Because of the cool, wet environment, fires in this association typically occur as crown fires about every 400 to 800 years (Atzet and Wheeler, 1982; Booth, 1991; Habeck, 1985). Mountain hemlock is not adapted to fire. Its relatively thick bark provides some protection, but its low-hanging branches, highly flammable foliage, and tendency to grow in dense groups make it very susceptible to fire injury (Arno and Hammerly, 1977). Fires in mountain hemlock forests commonly occur as severe stand-replacing fires.
Fire suppression practices allow for growth of older mountain hemlock stands. Old-growth stands, 460 years old or more, are very susceptible to stand-replacing fires (Dickman and Cook, 1989). After a stand-replacing fire, lodgepole pine usually becomes established, restarting the succession. Lodgepole pine stands may persist for as long as 200 years before being replaced by mountain hemlock (Dickman and Cook, 1989). In areas where fires occur repeatedly, the succession can be slowed tremendously, allowing fire-related shrub communities to become dominant and thrive.

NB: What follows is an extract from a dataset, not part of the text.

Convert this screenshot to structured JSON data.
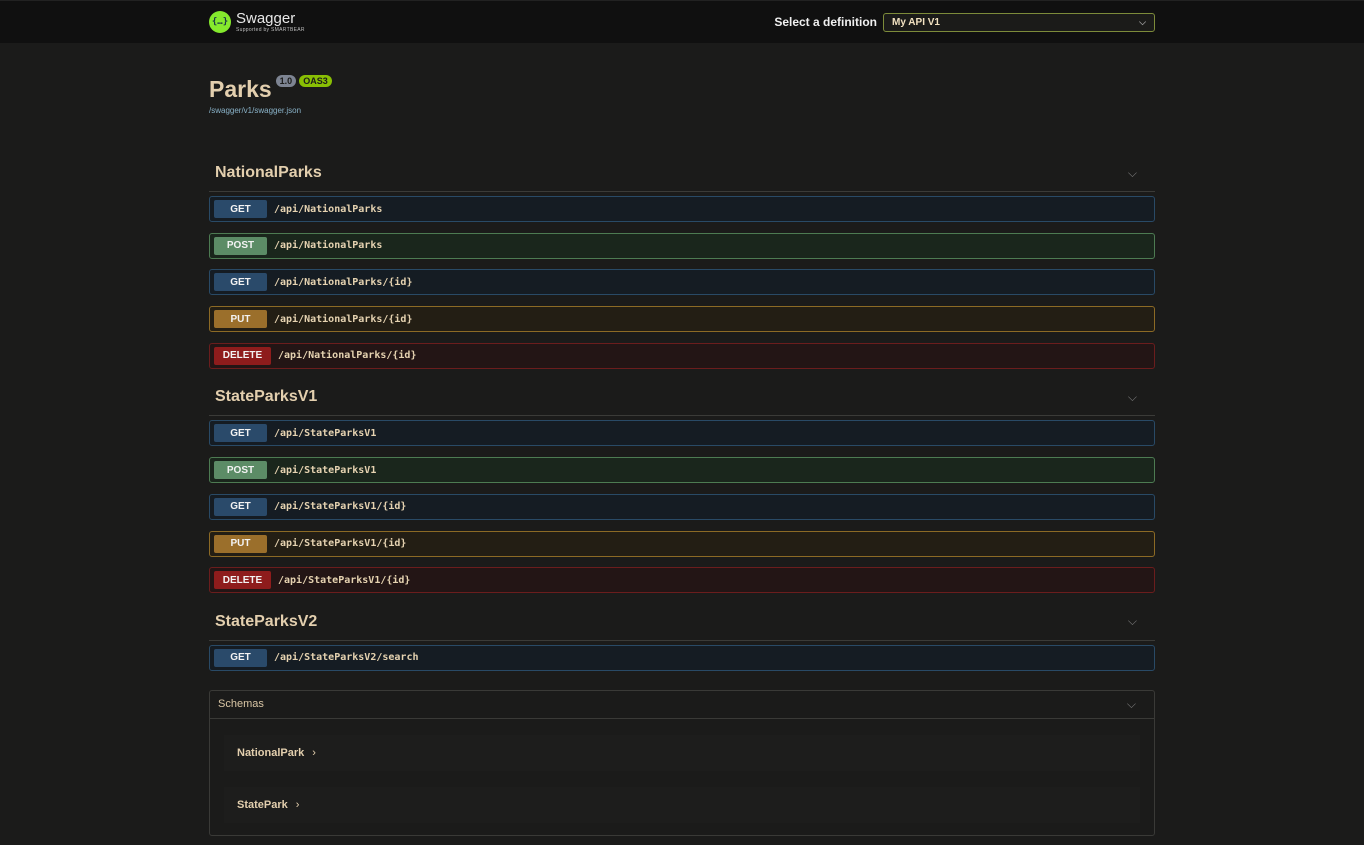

The ecological sites in the mountain hemlock association are mountain hemlock/grouse blueberry/prince’s pine (Tsuga mertensiana/vaccinium scoparium/Chimaphila umbellata); mountain hemlock/greenleaf manzanita-creambush oceanspray/longstolon sedge (Tsuga mertensiana/Arctostaphylos patuala-Holodiscus discolor/Carex inops); mountain hemlock/pinemat manzanita/princes’s pine (Tsuga mertensiana/Arctostaphylos nevadensis/Chimaphila umbellata), and mountain hemlock/Hitchcock’s smooth woodrush (Tsuga mertensiana/Luzula glabrata var. hitchcockii).
The understory vegetation in the mountain hemlock association varies widely. In some stands understory vegetation is almost nonexistent, and in other stands the understory vegetation is abundant.